It’s incredibly easy to fall in love with the iPad, even for one who, at first, was resistant to its blandishments. Its luscious interface, exquisitely responsive touch and app-powered flexibility are enough to win over even hardened Apple cynics.

But, let’s face it, the Kindle is better in bed. At least, it is when it comes to reading books.

I’ve been reading ebooks in bed first with the original Sony Reader, then with the next-gen Reader, the original Kindle, the second-gen Kindle and, now, the iPad. The iPad is lousy in bed.

Why? Because it’s too heavy and too slippery. Unless you’re the type who reads sitting propped up against pillows, you’re going to find the iPad an uncomfortable bedmate.

Reading with the Kindle is pretty much like reading a small paperback book. It’s light in the hands and the absence of backlighting makes it easy on the eyes, too.

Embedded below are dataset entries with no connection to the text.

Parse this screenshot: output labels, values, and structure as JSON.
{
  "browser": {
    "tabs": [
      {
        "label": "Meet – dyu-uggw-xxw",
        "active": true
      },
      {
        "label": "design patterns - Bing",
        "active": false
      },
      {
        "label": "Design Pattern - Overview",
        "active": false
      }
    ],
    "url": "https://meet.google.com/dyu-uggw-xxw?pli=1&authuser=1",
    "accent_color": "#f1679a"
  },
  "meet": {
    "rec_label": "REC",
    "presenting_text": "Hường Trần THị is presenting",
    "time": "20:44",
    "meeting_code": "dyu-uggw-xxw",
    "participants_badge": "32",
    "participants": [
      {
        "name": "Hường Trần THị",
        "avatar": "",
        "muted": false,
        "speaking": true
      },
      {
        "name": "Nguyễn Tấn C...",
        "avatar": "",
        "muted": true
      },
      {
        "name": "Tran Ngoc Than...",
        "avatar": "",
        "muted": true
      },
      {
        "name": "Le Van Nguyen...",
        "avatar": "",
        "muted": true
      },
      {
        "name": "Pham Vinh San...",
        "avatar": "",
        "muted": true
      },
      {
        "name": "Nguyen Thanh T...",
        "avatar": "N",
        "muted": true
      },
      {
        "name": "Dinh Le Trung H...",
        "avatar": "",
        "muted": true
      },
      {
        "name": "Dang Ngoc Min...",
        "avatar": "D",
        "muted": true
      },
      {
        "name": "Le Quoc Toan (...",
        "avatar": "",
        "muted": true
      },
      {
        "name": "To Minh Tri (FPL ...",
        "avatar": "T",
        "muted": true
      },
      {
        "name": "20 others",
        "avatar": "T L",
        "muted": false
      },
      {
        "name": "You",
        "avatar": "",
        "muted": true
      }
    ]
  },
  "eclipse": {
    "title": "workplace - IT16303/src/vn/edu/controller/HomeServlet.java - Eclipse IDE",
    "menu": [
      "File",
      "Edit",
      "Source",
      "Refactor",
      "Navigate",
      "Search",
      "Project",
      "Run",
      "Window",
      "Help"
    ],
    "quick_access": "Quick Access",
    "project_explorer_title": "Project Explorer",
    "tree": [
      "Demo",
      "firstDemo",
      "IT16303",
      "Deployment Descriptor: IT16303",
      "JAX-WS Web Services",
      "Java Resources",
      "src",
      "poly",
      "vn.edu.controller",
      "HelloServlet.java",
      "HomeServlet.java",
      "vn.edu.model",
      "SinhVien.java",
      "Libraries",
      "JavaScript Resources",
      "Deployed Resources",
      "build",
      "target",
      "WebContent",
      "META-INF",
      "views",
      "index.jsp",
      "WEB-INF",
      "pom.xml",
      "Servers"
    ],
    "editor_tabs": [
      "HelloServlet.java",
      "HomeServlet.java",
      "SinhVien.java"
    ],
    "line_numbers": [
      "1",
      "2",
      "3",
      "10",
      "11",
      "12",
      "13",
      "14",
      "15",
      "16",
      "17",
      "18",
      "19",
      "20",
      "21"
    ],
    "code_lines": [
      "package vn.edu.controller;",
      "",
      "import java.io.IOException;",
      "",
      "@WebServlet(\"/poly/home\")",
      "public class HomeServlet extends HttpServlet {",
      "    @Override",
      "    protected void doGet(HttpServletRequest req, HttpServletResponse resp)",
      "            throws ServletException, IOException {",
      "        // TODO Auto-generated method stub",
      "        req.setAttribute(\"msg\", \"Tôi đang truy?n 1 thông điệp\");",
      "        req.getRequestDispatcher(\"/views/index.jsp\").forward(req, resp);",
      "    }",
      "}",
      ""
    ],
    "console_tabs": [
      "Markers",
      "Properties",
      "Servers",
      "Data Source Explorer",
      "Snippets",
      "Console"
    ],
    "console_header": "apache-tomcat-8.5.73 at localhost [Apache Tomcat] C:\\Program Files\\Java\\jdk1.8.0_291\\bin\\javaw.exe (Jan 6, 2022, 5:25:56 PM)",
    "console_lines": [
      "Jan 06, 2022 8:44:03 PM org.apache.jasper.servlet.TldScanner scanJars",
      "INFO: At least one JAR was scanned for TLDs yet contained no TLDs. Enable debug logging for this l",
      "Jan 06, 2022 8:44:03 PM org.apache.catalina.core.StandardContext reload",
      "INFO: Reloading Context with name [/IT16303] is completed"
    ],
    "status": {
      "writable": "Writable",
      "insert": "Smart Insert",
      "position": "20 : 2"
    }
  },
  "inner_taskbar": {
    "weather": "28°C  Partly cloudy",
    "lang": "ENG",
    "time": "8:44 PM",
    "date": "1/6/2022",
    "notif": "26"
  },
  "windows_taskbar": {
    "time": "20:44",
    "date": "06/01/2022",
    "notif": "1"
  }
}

Reading in bed with the iPad, on the other hand, is more like reading a hardback or, at least, a Robert Ludlum paperback. After a while, you’ll find your hands going numb, and although you can adjust the lighting level and the colour of the page, the backlighting takes its toll if you read for more than an hour or so. I also defy anyone to use a cover-less iPad in bed for any length of time. That beautiful shiny tablet slips around in your hands, providing no purchase. You’ll definitely need to slip it into a cover and that adds a few more ounces to its weight.

What the iPad does well in bed

Despite these drawbacks, there are several pluses to the in-bed experience with the iPad. The backlighting is handy if you wake in the middle of the night and want to read without turning on a light. You’ll want to drop the brightness down to read in the dark, especially if you don’t want to disturb your partner, but it’s much easier using the iPad in this way than trying to read a Kindle with a book light attached.

There’s also the delight of being able to read all sorts of stuff on the iPad while you’re in bed. You’re not limited to books: surf the web, read The New York Times, catch up with your favourite RSS feeds, do a crossword. It’s all at your fingertips with the iPad; not so with the Kindle.

But the iPad’s weight really is a drag and it makes all the difference. If you’re tossing up between the Kindle and the iPad because you’re primarily interested in reading ebooks, the bedtime experience is one good reason to go with the Kindle.